Query: keyword: "biogeography"
|Authors||Y. Zhang, F. Hagen, B. Stielow, A.M. Rodrigues, K. Samerpitak, X. Zhou, P. Feng, L. Yang, M. Chen, S. Deng, S. Li, W. Liao, R. Li, F. Li, J.F. Meis, J. Guarro, M. Teixeira, H.S. Al-Zahrani, Z. Pires de Camargo, L. Zhang, G.S. de Hoog|
|Title||Phylogeography and evolutionary patterns in Sporothrix spanning more than 14 000 human and animal case reports|
|Journal||Persoonia - Molecular Phylogeny and Evolution of Fungi|
|Keywords||epidemiology; historical biogeography; phylogeny; sapronosis; Sporothrix; sporotrichosis; transmission routes; yeast conversion; zoonosis|
|Abstract||Pathology to vertebrate hosts has emerged repeatedly in the order Ophiostomatales. Occasional infections have been observed in Sporothrix mexicana at a low level of virulence, while the main pathogenic species cluster in a derived clade around S. schenckii s.str. In this paper, phylogeny and epidemiology of the members of this clade were investigated for 99 clinical and 36 environmental strains using four genetic loci, viz. rDNA ITS and partial CAL, TEF1, and TEF3; data are compared with ampliﬁed fragment length polymorphism (AFLP) genotyping. The four main species of the pathogenic clade were recognised. The species proved to show high degrees of endemicity, which enabled interpretation of literature data where live material or genetic information is lacking. The clade of four species comprised nine subclusters, which often had limited geographic distribution and were separate from each other in all partitions, suggesting low degrees of interbreeding between populations. In contrast, S. globosa exhibited consistent global distribution of identical AFLP types, suggesting another type of dispersal. Sporothrix brasiliensis is known to be involved in an expanding zoonosis and transmitted by cats, whereas S. globosa infections originated from putrid plant material, causing a sapronosis. Sporothrix schenckii s.str., the most variable species within the clade, also had a plant origin, with ecological similarities to that of S. globosa. A hypothesis was put forward that highly speciﬁc conditions in the plant material are required to promote the growth of Sporothrix. Fermented, self-heated plant debris may stimulate the thermodependent yeast-like invasive form of the fungus, which facilitates repeated infection of mammals.|

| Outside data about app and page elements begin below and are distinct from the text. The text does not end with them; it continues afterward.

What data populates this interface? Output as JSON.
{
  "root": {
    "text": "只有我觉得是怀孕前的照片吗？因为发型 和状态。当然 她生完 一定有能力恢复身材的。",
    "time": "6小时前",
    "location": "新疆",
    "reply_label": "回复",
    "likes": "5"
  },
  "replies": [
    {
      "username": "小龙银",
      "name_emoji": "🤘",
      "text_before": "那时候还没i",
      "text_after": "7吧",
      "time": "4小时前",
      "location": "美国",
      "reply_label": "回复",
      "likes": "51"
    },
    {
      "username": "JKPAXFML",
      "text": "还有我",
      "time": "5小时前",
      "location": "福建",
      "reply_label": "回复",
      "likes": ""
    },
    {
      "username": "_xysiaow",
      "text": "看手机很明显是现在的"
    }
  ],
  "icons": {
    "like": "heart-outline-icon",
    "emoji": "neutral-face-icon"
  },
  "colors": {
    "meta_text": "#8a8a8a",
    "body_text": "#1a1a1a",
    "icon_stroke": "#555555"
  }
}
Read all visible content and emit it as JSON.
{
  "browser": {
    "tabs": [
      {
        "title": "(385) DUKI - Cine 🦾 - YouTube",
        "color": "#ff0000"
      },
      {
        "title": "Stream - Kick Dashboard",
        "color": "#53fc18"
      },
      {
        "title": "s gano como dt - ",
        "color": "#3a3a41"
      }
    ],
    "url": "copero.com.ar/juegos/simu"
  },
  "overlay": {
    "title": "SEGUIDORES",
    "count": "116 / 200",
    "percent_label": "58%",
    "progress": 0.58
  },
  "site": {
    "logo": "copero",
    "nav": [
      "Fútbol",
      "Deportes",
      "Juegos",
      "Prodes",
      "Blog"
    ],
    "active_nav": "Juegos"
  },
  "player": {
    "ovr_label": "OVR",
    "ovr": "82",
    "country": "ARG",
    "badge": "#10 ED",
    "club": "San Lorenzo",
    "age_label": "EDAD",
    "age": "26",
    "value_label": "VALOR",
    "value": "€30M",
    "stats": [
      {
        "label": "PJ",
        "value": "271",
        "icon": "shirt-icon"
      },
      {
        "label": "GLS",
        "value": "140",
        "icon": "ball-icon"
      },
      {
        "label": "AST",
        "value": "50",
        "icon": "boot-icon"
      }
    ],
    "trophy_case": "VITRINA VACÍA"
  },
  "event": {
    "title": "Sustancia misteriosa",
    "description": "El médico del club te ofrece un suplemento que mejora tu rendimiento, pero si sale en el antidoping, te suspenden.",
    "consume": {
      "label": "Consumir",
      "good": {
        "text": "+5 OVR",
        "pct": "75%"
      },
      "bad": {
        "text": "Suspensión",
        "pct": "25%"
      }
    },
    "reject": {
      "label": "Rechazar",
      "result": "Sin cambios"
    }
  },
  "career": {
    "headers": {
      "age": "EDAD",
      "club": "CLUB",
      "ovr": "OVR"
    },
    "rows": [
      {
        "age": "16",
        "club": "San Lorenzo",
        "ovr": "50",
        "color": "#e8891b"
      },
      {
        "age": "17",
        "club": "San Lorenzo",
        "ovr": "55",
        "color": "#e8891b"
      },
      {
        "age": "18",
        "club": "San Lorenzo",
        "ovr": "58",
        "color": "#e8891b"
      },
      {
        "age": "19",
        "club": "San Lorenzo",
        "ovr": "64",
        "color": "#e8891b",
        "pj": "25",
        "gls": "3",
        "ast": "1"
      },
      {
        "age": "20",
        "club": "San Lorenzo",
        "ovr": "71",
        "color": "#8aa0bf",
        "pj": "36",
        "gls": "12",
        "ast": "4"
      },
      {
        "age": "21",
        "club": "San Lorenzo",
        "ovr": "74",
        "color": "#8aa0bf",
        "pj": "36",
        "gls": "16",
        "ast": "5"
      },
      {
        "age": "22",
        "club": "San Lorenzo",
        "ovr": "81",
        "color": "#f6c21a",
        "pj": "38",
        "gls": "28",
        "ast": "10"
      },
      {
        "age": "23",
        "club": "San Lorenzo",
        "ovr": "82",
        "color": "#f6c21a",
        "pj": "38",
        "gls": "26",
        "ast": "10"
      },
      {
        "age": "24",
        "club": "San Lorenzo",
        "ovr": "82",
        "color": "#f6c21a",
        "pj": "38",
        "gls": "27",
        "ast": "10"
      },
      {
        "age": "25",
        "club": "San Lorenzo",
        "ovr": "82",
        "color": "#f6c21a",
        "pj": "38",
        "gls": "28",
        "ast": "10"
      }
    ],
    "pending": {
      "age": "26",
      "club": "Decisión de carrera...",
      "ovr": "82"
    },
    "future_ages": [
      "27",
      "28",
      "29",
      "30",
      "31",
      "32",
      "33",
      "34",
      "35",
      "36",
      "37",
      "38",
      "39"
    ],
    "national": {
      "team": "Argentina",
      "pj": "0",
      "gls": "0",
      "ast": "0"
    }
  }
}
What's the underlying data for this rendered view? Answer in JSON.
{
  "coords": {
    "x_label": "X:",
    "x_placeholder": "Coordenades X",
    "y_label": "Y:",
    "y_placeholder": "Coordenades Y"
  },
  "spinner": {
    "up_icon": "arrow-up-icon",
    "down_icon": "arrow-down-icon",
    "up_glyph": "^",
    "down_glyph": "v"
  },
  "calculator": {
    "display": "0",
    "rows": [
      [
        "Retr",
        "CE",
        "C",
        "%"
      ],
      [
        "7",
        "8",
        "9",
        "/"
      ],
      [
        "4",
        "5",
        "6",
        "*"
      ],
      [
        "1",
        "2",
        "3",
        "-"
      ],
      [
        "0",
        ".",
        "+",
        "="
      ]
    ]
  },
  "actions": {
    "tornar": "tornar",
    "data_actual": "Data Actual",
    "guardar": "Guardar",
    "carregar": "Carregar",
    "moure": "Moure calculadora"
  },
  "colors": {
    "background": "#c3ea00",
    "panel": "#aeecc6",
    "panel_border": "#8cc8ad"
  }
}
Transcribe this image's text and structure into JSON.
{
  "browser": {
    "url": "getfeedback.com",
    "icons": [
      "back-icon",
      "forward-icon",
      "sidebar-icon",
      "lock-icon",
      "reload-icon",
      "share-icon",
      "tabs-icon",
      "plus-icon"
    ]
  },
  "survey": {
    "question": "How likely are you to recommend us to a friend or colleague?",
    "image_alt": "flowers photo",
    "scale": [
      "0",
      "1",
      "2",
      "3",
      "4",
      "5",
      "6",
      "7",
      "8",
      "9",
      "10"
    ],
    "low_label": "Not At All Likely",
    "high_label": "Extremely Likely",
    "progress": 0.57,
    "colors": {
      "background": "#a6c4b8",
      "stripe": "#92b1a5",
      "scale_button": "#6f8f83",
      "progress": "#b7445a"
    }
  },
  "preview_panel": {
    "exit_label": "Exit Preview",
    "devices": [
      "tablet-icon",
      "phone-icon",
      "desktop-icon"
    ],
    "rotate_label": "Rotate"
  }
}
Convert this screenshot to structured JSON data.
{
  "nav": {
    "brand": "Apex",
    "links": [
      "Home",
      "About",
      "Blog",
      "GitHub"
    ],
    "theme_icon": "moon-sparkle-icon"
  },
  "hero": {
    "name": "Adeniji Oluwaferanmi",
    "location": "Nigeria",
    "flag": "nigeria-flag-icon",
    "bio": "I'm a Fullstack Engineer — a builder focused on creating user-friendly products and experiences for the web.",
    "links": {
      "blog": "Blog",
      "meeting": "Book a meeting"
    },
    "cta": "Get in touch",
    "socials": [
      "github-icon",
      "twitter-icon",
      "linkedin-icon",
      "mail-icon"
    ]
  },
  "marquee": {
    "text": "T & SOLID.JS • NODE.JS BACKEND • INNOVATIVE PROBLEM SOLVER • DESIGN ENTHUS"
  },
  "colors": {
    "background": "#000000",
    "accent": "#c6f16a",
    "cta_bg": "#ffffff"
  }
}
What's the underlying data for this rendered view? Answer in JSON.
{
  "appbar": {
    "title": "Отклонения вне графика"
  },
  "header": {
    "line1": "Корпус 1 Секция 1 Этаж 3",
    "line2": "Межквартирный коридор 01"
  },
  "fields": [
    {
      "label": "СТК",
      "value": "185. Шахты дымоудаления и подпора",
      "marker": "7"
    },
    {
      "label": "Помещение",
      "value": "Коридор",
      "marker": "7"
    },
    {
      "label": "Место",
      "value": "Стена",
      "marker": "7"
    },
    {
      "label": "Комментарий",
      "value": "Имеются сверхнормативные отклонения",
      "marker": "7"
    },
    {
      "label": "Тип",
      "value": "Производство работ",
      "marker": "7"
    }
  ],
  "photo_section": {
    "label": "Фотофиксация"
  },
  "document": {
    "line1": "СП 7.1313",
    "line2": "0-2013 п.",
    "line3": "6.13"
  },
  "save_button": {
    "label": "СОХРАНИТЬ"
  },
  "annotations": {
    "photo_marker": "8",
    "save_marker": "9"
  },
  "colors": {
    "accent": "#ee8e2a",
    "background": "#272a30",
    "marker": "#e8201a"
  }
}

|Download paper|| http://www.repository.naturalis.nl/document/622090 |